STAGE REVIEW: Hairspray thins out its wild rootsIn 1984, John Waters’ Hairspray unleashed a full-bodied Ricki Lake onto the world as Tracy Turnblad, a “pleasantly plump” teen who defies conventional beauty standards when she scores a spot on the local dance program and successfully leads the charge towards racial integration in early 1960s Baltimore by jiving with her “negro” friends on TV.
It was, and still is, Waters’ most mainstream film, and became a huge cult favourite thanks to its campy humour, political themes and subversive nature. Brimming with weird life and quirky joy, it was just begging to become a musical. That it went on to become an eight-time Tony Award-winning Broadway hit was unexpected by many, but Hairspray (the musical) has quite a bit in its favour: catchy songs, strong themes and Waters’ eccentric foundation. (In a lovely bit of third-generation Hollywood incest, the musical spawned its own big-budget, mainstream film adaptation in 2007.)
But the Arts Club’s Hairspray is so perfectly polished, so devoid of Waters-esque wackiness — it borders on sterile. The cast is great, the energy’s unflagging and everybody’s having fun, but, save for a few blissful moments, where’s the wild, loose whimsy? Why has Waters’ (admittedly) residual influence been scrubbed clean?
It might be partly due to the casting of its lead, Jennie Neumann. Her Tracy is delightful and sunny, and Neumann has plenty of charm, sparkle, and a great voice (as evidenced in the earworm of an opening number “Good Morning, Baltimore”) But only in the pages of Vogue could she be described as “pleasantly plump.” Every joke made or insult hurled about Tracy’s heft (and there are many), feels increasingly hollow. It flies in the face of my feminist principles to take issue with an artist’s appearance, but in a show like Hairspray — in which the lead’s stature is a key plot point — casting a relatively thin woman weakens an important element of the script’s social commentary. It effectively blanches Waters’ original intention of using size and race to upend social stigmas.
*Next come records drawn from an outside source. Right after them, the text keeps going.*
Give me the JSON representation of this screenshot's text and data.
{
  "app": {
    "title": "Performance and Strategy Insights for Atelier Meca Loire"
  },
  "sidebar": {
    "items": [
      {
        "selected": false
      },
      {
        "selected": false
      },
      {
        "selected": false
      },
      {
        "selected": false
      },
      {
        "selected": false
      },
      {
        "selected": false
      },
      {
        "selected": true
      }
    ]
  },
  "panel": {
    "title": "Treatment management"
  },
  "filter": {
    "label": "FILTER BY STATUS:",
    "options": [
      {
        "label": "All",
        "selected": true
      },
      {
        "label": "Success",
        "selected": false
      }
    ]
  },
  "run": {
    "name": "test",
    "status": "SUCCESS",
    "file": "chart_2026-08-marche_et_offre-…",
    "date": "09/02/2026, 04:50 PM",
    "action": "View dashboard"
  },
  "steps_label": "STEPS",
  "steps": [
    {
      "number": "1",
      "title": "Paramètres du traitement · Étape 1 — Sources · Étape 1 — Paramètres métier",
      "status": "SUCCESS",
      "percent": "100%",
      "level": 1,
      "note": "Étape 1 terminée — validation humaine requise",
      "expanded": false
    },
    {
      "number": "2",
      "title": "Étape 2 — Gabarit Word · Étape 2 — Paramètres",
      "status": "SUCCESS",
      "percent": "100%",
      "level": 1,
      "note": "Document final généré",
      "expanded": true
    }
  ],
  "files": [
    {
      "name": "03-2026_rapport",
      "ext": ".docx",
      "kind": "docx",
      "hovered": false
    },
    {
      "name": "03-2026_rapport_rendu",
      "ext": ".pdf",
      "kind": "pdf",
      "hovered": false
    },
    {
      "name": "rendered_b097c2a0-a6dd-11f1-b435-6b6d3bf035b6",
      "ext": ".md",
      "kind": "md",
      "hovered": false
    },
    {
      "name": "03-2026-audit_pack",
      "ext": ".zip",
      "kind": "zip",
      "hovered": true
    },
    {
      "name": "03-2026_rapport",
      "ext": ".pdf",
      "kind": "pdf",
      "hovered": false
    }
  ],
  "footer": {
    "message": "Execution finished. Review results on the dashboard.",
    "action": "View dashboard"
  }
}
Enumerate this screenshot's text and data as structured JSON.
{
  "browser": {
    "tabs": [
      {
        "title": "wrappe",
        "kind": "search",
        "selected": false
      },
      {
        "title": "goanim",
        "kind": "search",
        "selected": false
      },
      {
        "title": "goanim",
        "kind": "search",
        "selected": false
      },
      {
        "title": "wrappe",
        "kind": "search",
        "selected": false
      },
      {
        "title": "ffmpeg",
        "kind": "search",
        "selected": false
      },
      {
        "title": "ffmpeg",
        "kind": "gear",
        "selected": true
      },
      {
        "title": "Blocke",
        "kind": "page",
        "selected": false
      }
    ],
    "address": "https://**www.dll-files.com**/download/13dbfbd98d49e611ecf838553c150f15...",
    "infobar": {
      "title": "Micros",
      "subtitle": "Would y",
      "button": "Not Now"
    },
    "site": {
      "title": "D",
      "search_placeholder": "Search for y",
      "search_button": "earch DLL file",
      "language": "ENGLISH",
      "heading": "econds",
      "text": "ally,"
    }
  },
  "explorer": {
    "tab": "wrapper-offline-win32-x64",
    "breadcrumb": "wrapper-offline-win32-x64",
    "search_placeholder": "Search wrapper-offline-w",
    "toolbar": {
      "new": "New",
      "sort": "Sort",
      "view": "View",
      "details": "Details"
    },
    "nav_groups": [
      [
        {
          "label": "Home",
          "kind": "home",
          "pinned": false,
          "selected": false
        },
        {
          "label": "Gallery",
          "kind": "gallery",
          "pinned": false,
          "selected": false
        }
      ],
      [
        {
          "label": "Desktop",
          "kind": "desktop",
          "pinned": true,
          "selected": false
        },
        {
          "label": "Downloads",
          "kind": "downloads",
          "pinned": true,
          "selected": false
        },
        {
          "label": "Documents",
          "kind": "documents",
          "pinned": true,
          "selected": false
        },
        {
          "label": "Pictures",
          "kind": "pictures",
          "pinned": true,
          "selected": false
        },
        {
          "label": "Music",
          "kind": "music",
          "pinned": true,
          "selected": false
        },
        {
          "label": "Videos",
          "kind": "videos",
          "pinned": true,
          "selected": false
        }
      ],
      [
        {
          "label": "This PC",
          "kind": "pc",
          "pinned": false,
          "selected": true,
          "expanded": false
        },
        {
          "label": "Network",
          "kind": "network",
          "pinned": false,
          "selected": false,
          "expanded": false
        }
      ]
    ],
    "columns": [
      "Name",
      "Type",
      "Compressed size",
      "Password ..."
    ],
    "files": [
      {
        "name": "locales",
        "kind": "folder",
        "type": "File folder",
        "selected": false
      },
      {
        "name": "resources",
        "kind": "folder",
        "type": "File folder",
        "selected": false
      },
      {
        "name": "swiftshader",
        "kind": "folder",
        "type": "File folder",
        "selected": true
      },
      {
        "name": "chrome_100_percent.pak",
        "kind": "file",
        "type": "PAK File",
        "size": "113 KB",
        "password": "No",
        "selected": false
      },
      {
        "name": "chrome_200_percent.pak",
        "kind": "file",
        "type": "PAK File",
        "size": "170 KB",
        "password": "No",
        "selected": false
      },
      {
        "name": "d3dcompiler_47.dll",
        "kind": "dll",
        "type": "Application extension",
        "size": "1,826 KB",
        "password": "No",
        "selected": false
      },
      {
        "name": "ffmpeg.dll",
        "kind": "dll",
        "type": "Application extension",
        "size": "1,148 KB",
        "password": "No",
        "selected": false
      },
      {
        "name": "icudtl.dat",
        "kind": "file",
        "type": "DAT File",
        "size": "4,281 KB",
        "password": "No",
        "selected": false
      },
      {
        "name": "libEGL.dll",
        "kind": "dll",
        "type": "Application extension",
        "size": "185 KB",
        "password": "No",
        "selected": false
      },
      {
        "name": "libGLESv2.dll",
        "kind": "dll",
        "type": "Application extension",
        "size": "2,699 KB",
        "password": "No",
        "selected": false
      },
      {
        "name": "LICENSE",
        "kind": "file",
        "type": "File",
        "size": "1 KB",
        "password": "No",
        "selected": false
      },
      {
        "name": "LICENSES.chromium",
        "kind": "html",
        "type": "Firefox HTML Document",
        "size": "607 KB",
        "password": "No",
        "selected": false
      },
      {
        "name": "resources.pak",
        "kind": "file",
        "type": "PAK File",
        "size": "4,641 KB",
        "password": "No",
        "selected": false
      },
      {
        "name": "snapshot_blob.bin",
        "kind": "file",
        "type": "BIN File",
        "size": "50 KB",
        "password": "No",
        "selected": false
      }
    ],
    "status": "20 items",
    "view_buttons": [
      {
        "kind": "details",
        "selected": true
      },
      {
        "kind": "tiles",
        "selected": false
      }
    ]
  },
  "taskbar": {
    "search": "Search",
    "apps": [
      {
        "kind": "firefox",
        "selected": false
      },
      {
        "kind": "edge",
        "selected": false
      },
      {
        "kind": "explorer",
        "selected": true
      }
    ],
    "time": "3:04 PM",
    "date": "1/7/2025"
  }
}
Director Bill Millerd’s other casting choices prove more inspired. Alana Hibbert packs a punch as Motormouth Maybelle, the black DJ and TV pioneer, particularly during her soaring, show-stopping number “I Know Where I’ve Been.” Robyn Wallis (Penny, Tracy’s dim-witted sidekick who ends up in a forbidden interracial romance) is a compelling actress who makes interesting and quirky choices, standing out even when she’s in the background. J. Cameron Barnett’s moves are absolutely mesmerizing as Seaweed, the loose-limbed dancer who’s only allowed to strut his stuff on Negro Day. He and Anderson have a delightful chemistry and their characters’ romance proves far more engaging than Tracy winning the hand of dance show dreamboat Link Larkin (Adam Charles).
Millerd bestowed the iconic role of Tracy’s mother, Edna Turnblad, to veteran funny man Jay Brazeau. Unfortunately, the Vancouver-based actor (who strapped on a girdle to play the role in Toronto six years earlier) was felled by a minor stroke prior to opening night. His replacement, Andy Toth, acquits himself well and has a wonderful stage partner in Laurie Murdoch, who, as Edna’s adoring husband Wilbur, conveys genuine love and affection for his buxom, anxiety-ridden wife.
Although a fun frolic, Hairspray seems content to entertain without engaging. Some will be satisfied by its constricted charms, but like the Turnblad women, I’m a big girl. I want to have my cake and eat it, too.
Hairspray runs to July 10 at Stanley Industrial Alliance Stage (2750 Granville), 8pm (Wed-Sat), 7:30pm (Tues). Matinees: Wed, Sat-Sun, 2pm. $29-$69 from ArtsClub.ca and 604-687-1644.